Over a year ago I was given a copy of A Visit from the Goon Squad by Jennifer Egan. It has sat on my shelf since, not because I didn’t want to read it, but because I never found the time and heard it was quite the time-consuming read.
Well I just read it in probably three days. Because while it might be confusing at times, it’s also absolutely brilliant. WHY did it take me so long again?
The book is loosely about the lives of Bennie, a record executive, and Sasha, his troubled assistant. I say loosely because really only two chapters are singularly about them, even though the entire book tells their story. Good Squad is made up of 13 individual stories that can be read on their own (some have been published on their own prior to the book’s released), or, in this case, together. On their own they’re great snippets of various lives, but together create a tapestry of a story. Because each short story reveals another layer of Bennie or Sasha. The story may be about the life of an aspiring actress, or a dying producer, but each person passed through one of their lives, and contributed to who they were, who they are, and who they become. Through these stories about other people, we learn what happens to Bennie and Sasha over the years – where they came from and where they end up.
And I found that absolutely fascinating, and novel way to, well, write a novel.
Most importantly, while each story changes narrator, they also change time. Going from the late 1960s (ish) through the future, the stories jump back and forth in time as each unfolds. While the first chapter takes place in current time, the next jumps back…but then the fifth catapults you much further forward in time.
It’s this storytelling that brings out one of the neatest things – there aren’t many surprises because most moments are mentioned early on and then unfold later. For instance, in a later chapter you wonder what will happen to Bennie and his wife, who are in the midst of a quarrel.
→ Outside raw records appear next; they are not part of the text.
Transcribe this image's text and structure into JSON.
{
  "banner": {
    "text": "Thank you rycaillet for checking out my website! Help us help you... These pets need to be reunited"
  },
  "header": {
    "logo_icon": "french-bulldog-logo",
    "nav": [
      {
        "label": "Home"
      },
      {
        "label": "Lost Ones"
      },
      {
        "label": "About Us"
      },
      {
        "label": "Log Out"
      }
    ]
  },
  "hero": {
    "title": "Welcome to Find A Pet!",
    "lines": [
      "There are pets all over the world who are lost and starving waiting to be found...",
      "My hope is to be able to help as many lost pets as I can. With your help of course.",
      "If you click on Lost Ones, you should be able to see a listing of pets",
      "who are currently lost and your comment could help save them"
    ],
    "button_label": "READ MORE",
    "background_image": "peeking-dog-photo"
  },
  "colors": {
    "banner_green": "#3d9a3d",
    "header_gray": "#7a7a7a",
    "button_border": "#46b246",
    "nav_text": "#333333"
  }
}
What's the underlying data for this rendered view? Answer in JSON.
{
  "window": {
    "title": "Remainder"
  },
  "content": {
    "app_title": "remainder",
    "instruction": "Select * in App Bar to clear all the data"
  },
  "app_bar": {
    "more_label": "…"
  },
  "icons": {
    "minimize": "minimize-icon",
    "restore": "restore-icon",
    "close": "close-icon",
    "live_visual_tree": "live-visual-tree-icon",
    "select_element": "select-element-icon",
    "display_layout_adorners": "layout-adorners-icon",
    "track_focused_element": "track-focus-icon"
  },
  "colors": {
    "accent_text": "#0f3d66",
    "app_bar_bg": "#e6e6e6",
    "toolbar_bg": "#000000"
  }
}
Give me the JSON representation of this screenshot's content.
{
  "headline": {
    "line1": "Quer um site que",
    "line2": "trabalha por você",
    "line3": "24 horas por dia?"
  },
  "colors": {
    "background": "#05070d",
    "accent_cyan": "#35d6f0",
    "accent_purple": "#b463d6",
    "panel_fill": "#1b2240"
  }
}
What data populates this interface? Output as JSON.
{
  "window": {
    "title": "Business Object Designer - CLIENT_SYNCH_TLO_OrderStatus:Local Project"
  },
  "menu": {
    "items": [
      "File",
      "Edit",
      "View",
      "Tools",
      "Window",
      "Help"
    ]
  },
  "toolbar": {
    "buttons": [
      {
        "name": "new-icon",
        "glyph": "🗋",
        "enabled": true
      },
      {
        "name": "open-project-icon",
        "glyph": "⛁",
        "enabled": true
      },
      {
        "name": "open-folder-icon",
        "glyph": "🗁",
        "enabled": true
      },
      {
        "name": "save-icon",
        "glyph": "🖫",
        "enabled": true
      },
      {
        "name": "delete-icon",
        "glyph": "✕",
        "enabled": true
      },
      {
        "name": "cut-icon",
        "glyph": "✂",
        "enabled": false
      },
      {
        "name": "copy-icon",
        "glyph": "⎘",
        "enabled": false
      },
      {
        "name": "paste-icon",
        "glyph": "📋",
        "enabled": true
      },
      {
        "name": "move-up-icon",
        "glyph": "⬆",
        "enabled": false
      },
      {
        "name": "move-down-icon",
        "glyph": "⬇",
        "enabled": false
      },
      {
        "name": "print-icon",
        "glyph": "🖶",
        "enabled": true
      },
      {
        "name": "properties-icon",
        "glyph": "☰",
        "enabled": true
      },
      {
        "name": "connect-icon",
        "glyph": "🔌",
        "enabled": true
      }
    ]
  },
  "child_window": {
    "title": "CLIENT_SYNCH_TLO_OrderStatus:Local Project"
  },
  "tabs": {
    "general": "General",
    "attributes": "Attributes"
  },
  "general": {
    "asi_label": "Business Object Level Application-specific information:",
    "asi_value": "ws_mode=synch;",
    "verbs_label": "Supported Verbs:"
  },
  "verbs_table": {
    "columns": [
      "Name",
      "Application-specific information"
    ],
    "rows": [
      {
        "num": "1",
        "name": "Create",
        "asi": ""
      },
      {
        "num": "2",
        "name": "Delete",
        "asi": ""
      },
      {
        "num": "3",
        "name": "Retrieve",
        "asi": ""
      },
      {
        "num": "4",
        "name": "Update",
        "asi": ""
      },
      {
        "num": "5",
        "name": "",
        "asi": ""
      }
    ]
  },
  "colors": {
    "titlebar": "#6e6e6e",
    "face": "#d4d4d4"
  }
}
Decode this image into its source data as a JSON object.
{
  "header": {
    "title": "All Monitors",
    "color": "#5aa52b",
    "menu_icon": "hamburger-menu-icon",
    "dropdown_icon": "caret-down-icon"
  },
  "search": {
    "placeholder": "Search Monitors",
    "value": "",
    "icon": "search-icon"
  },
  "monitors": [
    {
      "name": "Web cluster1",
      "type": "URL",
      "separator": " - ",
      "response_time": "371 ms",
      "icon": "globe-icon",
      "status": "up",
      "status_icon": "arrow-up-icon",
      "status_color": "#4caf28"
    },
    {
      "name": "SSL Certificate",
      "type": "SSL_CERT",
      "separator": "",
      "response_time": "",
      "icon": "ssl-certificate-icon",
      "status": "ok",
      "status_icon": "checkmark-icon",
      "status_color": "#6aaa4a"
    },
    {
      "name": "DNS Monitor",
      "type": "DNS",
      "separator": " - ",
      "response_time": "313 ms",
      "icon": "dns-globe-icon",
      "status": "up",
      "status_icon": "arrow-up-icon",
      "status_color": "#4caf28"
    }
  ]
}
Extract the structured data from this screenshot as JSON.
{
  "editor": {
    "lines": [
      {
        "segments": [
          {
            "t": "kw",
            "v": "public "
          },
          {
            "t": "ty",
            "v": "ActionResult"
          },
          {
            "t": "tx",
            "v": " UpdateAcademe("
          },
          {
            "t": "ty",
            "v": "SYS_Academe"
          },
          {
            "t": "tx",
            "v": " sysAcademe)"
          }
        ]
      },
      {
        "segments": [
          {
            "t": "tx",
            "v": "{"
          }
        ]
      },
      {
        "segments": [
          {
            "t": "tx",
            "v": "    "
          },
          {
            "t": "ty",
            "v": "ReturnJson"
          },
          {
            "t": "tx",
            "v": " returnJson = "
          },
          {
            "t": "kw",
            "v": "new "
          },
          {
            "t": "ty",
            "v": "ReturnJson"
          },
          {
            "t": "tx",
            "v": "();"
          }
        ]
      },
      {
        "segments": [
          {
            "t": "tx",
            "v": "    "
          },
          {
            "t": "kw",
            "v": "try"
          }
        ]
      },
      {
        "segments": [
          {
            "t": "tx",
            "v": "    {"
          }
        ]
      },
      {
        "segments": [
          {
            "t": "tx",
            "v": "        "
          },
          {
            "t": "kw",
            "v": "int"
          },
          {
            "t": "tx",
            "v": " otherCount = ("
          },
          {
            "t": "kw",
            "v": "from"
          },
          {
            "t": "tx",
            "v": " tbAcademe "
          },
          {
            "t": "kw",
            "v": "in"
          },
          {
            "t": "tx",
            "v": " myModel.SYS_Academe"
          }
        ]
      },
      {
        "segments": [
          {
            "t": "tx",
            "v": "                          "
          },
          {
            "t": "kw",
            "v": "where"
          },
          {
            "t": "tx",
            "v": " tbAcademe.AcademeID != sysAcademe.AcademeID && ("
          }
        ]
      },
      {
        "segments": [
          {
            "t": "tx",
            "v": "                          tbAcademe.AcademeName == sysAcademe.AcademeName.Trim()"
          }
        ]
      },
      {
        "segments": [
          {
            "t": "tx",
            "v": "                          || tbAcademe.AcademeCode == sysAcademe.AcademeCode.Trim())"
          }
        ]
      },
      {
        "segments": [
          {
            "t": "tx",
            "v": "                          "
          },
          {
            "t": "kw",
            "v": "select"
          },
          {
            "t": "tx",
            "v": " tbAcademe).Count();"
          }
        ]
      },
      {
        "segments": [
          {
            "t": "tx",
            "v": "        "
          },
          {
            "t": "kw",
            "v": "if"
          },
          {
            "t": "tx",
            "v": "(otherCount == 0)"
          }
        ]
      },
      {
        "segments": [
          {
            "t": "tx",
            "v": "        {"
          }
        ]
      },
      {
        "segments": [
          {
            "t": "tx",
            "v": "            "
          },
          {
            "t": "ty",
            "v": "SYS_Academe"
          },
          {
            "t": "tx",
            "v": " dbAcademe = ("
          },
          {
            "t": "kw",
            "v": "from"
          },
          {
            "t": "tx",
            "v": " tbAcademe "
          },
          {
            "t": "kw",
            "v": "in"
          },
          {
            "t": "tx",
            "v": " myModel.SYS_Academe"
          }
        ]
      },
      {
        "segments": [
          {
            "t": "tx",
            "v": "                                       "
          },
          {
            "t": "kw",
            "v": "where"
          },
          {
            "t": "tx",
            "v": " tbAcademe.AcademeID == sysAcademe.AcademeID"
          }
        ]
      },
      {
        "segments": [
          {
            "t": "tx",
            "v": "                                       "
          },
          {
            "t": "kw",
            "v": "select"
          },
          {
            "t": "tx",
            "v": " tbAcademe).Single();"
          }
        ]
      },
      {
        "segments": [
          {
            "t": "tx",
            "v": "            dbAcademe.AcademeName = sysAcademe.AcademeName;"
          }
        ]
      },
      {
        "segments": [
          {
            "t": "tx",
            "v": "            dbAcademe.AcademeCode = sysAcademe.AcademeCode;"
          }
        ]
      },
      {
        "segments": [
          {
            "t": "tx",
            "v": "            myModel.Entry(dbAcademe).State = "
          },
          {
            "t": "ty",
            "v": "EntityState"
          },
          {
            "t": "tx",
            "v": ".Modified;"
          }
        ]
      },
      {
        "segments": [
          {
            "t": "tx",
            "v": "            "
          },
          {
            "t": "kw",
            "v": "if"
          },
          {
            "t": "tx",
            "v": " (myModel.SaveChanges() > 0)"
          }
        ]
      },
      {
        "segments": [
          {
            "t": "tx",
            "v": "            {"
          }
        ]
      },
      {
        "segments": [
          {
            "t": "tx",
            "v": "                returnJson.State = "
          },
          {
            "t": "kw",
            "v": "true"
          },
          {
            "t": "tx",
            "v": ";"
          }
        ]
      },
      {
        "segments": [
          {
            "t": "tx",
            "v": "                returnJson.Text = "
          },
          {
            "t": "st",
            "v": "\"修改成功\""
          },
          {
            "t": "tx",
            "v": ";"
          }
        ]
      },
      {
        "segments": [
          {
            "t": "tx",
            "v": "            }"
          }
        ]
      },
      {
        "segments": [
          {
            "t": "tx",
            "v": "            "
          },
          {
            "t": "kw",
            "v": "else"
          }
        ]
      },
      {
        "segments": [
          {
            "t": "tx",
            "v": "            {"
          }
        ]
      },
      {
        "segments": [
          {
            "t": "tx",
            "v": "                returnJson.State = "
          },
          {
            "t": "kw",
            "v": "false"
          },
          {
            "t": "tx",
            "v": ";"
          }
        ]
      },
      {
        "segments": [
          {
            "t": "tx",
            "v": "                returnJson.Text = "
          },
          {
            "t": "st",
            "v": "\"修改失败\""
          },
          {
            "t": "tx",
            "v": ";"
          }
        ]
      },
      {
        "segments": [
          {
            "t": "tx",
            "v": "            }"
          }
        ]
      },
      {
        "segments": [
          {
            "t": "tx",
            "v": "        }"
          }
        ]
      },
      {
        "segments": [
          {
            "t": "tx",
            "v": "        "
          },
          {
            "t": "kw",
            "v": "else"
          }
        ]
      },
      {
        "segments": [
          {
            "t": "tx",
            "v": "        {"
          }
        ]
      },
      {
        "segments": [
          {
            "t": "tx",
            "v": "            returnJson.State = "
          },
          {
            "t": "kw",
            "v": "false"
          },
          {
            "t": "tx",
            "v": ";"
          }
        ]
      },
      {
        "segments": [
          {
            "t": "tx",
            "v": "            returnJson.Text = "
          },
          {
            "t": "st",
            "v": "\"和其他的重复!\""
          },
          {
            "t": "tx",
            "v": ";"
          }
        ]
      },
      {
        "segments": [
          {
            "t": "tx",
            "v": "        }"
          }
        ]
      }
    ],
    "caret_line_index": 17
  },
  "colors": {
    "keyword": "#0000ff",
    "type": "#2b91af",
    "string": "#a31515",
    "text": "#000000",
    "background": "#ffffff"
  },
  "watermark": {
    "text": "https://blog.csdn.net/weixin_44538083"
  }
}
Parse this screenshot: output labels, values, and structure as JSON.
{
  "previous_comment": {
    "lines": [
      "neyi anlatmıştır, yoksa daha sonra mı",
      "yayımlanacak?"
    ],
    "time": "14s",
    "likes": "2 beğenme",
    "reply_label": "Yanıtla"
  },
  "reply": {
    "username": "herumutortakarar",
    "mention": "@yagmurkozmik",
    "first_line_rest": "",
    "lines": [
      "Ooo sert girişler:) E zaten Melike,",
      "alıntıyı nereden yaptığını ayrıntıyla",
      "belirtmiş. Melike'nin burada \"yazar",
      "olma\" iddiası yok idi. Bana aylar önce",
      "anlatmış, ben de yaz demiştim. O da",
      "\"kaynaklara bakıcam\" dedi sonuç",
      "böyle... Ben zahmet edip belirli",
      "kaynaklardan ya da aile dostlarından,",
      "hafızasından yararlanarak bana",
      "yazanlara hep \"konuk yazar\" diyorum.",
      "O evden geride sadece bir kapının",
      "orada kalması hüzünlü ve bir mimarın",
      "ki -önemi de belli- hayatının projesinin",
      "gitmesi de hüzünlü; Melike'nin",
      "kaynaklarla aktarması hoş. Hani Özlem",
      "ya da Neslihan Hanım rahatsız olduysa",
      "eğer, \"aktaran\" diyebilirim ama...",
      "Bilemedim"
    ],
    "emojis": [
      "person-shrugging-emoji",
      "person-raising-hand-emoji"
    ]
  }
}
But you don’t have to wonder, because in chapter 2 you already learn that they’re divorced with a son. It’s like…a big plot element is revealed, and then chapters later you get it completely explained. And there’s an “ah ha!” moment of you putting two and two together. It’s experimental writing at its best.
(I will fully admit that while reading this, I jotted down each character I met because I knew they’d probably appear again later on. Many did. I realize how dorky that was, but it was also quite fun.)
I think the way the whole story was written really showcases the main theme – how time is a goon, a bully. Whether you want it to or not, it pushes you along from stage to stage in your life. You’ll have some ups, you’ll have some downs (and these characters have many, many downs),but you’ll keep going.
You’ll grow up.